A team in Australia are a little bit closer to locating Planet Nine. In a press release issued yesterday, a group of scientists from the Australian National University announced that they’d successfully located four objects while sorting through data from the SkyMapper Southern Sky Survey. Two are known minor planets Chiron and Comacina, as for the others, “one is most assuredly an asteroid. The other, I’m not sure,” says ANU astrophysicist Brad Tucker in an interview with Astronomy.
The Australian team are working in tandem with the public to search for what could possibly be one of the biggest discoveries of the century: a new, very massive planet. In 2016, Caltech astronomer Mike Brown and theoretical astrophysicist Konstantin Batygin announced that they’d found evidence of a massive planet orbiting far off in the annex of the solar system with a predicted orbit of 20,000 years. Its presence is inferred from the orbit of several Kuiper Belt Objects which have dramatic orbits.
If it’s there, it’s orbit is so elliptical and swings so far out that difficult to spot visually even with the world's best telescopes. Brown has been using the Subaru telescope, owned and operated by the National Astronomical Observatory on Mauna Kea to scan the skies for any blip of light that matches their predictions. So far, the hunt is still ongoing, but Brown and Batygin needed help, so they made the parameters for the search public and now people around the world are trying to locate Planet Nine, and quickly.
Astronomers at the Australian National University have teamed up with citizen science website Zooniverse in order to get the public to sift through the data faster. They’re using a map of the sky from SkyMapper Southern Sky Survey data, similar to the Sloan Digital Sky Survey. In combination, both hemispheres of the sky will be covered, leaving it up to the people to find the planet.
So far, more than 60,000 people have identified over 4 million objects and they’re just getting started. While it’s unlikely that the fourth unknown object from their recent find is Planet Nine, it’s a testament to their process that they’re finding small objects far off in the solar system. “If Planet Nine was at perihelion, its gravitational influence would have been seen already in Cassini telemetry,” says Batygin.

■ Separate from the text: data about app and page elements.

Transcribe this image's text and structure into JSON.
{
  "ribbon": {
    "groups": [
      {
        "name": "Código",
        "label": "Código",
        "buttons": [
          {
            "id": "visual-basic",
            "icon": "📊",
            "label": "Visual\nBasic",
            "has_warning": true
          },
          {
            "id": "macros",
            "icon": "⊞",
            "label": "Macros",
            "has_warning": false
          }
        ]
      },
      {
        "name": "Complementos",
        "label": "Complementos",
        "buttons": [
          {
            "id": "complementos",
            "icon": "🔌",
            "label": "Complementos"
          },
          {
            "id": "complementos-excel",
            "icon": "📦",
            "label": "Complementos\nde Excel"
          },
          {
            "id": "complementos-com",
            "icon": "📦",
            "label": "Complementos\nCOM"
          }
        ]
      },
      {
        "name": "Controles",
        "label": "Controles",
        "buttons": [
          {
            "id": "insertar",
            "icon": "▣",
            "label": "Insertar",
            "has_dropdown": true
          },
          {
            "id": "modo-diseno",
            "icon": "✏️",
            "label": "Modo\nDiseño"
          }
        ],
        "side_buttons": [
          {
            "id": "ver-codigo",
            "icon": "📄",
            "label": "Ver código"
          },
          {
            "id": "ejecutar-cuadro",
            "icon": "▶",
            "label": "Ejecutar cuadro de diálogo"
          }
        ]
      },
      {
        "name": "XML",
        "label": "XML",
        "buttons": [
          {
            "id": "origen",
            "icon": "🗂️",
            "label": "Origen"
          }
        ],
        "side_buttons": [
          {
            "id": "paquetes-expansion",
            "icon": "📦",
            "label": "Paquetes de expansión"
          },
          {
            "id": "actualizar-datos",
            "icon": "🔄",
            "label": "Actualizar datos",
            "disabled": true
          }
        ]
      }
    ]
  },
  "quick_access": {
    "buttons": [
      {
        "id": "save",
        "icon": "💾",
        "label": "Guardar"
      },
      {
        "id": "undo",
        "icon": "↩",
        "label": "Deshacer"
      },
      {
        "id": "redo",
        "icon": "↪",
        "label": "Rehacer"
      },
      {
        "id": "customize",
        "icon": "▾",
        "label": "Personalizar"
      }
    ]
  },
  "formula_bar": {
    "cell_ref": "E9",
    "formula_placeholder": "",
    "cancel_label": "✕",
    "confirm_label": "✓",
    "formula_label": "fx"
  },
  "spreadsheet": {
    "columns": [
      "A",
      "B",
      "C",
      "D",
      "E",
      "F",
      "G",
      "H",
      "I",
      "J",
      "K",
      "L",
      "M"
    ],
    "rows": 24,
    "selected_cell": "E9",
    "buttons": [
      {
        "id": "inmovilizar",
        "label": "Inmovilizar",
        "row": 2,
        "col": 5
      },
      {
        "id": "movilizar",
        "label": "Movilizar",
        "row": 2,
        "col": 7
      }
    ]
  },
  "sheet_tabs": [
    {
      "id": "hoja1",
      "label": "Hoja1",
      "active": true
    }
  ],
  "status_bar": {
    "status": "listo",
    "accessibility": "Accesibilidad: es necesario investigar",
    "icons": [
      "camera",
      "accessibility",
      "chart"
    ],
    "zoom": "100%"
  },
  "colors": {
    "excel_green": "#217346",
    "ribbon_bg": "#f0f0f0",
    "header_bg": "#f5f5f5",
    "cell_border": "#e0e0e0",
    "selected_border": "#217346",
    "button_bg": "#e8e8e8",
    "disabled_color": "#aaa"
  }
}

The likelihood that the planet is the farthest away from the sun is also making things a bit trickier, but that probably won’t deter either team. The SkyMapper Survey doesn’t have the ability to observe most of Planet Nine’s anticipated 20,000 year orbit and is probably limited to observing it while at perihelion, but as Batygin explains, “Our theoretical analysis suggests that Planet Nine is currently in the outer third of its orbit, close to aphelion.” So the fact that Sky Mapper hasn’t found it yet is consistent with what Batygin and Brown have predicted about Planet Nine’s orbit, it’s the farthest from the sun that it can get.
In an email Brown told me that he’s thrilled about the public getting involved in the search, and is excited to see what may come from the ANU team. “It is extremely hard to know which of the many different techniques people are attempting will strike gold, but the more that are tried, the quicker the final result it likely to be!”
Because Planet Nine is likely at the furthest point in its 20,000 year orbit, it’s making the discovery that much harder. Brown has already searched the entire sky for objects with a magnitude as low as 19. For comparison, our Sun ranks a -27 for its magnitude, and getting dimmer we get to Venus at -5; even the smaller dwarf planet Pluto is a 14 on that scale and Planet Nine would be about 1000 times more faint than Pluto.
If Planet Nine is out there, it’s expected to be 10 times more massive than Earth and around a magnitude of 22 based on its estimated distance but Tucker is confident that their survey data will get them to objects with a magnitude as low as 22, putting Planet Nine within reach. Batygin explains, “ they will actually be able to go down to 22nd magnitude by stacking, “ which is a common process that takes several exposures of a patch of sky to create a composite image. “It’s quite impressive. This covers a substantial section of the orbit.”
It likely won’t take 100 years to figure out whether or not Planet Nine exists, between the citizen science projects and the many teams around the globe, including Brown and Batygin. With their eyes pressed to computer screens and telescopes, they should know in the next few years exactly what’s causing all the ruckus in the great beyond.
If you’re interested in joining the ranks of other astronomers around the world, you can participate in the search that uses the Sky Mapper data and look through grainy images yourself where you’ll find stars, galaxies and specs of other worlds, maybe even a new planet. The project does have the endorsement of the official Planet Nine team after all, “I love this project!” says Brown. “As much as we would like to find Planet Nine ourselves, we think that finding it through a citizen science program would be the best story ever!"